FOUR years ago, no one was interested in buying office buildings in northern New Jersey. Today, sophisticated investors are looking hard at the Garden State's suburbs.
``Suburban New Jersey is high on my list,'' says Peter Linneman, director of the University of Pennsylvania's Wharton Real Estate Center and a senior adviser to Eastdil Realty, an international real estate investment banking firm. Dr. Linneman forecasts turns in major real estate markets and writes white papers for the firm on real estate issues.
Linneman rates New Jersey, suburbs outside the District of Columbia, Houston, suburban Los Angeles, and suburban San Francisco as the best places for real estate bargain hunters. He says he likes suburban areas because most of the job creation has taken place outside cities.
New Jersey might be the easiest place to make a deal, he says, ``because lots of people have suffered for so many years, whereas in Los Angeles, investors have only suffered for a year or so.'' Linneman warns that any buyer of distressed properties in either area should be patient because it will take some time and money to bring in new tenants and make improvements.

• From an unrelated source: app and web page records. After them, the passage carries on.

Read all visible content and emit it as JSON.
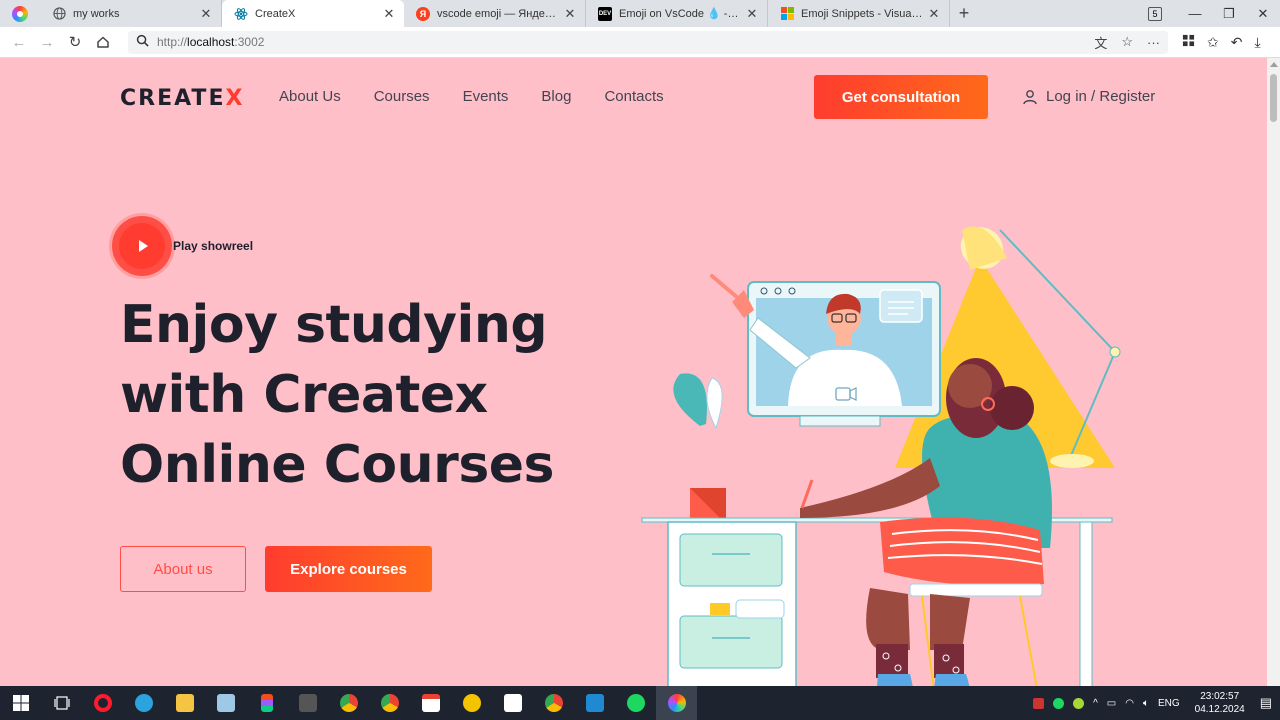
{
  "browser": {
    "tabs": [
      {
        "title": "my works",
        "favicon": "globe-icon",
        "active": false
      },
      {
        "title": "CreateX",
        "favicon": "react-icon",
        "active": true
      },
      {
        "title": "vscode emoji — Яндекс: наш",
        "favicon": "yandex-icon",
        "active": false
      },
      {
        "title": "Emoji on VsCode 💧 - DEV Co",
        "favicon": "dev-icon",
        "active": false
      },
      {
        "title": "Emoji Snippets - Visual Studio",
        "favicon": "microsoft-icon",
        "active": false
      }
    ],
    "tab_count": "5",
    "url": {
      "protocol": "http://",
      "host": "localhost",
      "port": ":3002"
    }
  },
  "site": {
    "logo_main": "CREATE",
    "logo_accent": "X",
    "menu": [
      "About Us",
      "Courses",
      "Events",
      "Blog",
      "Contacts"
    ],
    "cta_label": "Get consultation",
    "login_label": "Log in / Register"
  },
  "hero": {
    "showreel_label": "Play showreel",
    "title_lines": [
      "Enjoy studying",
      "with Createx",
      "Online Courses"
    ],
    "about_button": "About us",
    "explore_button": "Explore courses"
  },
  "colors": {
    "page_bg": "#ffbfc8",
    "accent": "#ff3c2f",
    "text_dark": "#1e212c"
  },
  "taskbar": {
    "language": "ENG",
    "time": "23:02:57",
    "date": "04.12.2024"
  }
}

He says bottom fishers might also look at some fairly high quality strip shopping centers. He particularly likes the Northeast since there are only a limited number of places where ``the Big Boxes,'' K mart, Wal-Mart, and their genre, can locate to break into new markets.
``If Wal-Mart wants to get into suburban Boston, there are probably only 10 sites they can get into and these sites are probably already built up with a shopping center, so the game is trying to get out the old tenants who are not generating enough revenue and flip the space into a box,'' Linneman says.
FOR more cautious and less patient real estate investors, Linneman would advise looking at properties in Columbus, Ohio, suburban northern Atlanta, northern Dallas, Orlando, Fla., Denver, and Portland, Ore. ``These are areas that by my analysis are strong,'' he explains.
If investors are determined to buy city real estate, he advises them to stick to quality buildings in midtown locations. In Manhattan, for example, commercial tenants are moving out of 1920s-era financial district buildings and moving to ``better-located, mid-town buildings with modern amenities and low rents.'' The same trend is happening in Chicago, Philadelphia, and most other older cities, he says.
However, Linneman says he would stay away from Los Angeles, which he refers to as a ``black hole.'' Tenants are leaving the city for the suburbs, and companies are still shrinking. He calls it the weakest real estate market in the country. He is also not enthusiastic about the real estate prospects for Philadelphia, which he calls a ``gem of a city.'' He cites the city's fundamental problem of finding ways to grow.
Although he applauds the progress made by Mayor Edward Rendell, Linneman disagrees with the mayor's approach to attempt to make the city a major tourist attraction. Instead, he says Philadelphia will remain a lunch stop between New York and Washington. And he says Philadelphians are overly optimistic about the affect of a new convention center on the city's prospects. ``Call almost any mayor's office and they will tell you they have a new convention center,'' he says.
However, Linneman says Mr. Rendell is making the right moves by not caving into threats by the owner of the Philadelphia 76ers to move the basketball team to Camden, N.J., unless the city builds a new basketball arena. Linneman believes the sports franchises do not generate much revenue for the city except for some taxes and parking fees. (In the case of the 76ers, it is $1.9 million a year.)
Instead, with a smile on his face, he advises Rendell to tell the 76ers owner, Harold Katz, that the city will be working on the bridges across the Delaware to Camden. ``He should tell Katz, `We don't want to make repairs during the day because of rush hours, so I guess there will only be one lane open on the bridges during game nights for a couple of years. This is not a threat, we're just stating a fact since we wouldn't want a lawsuit.' ''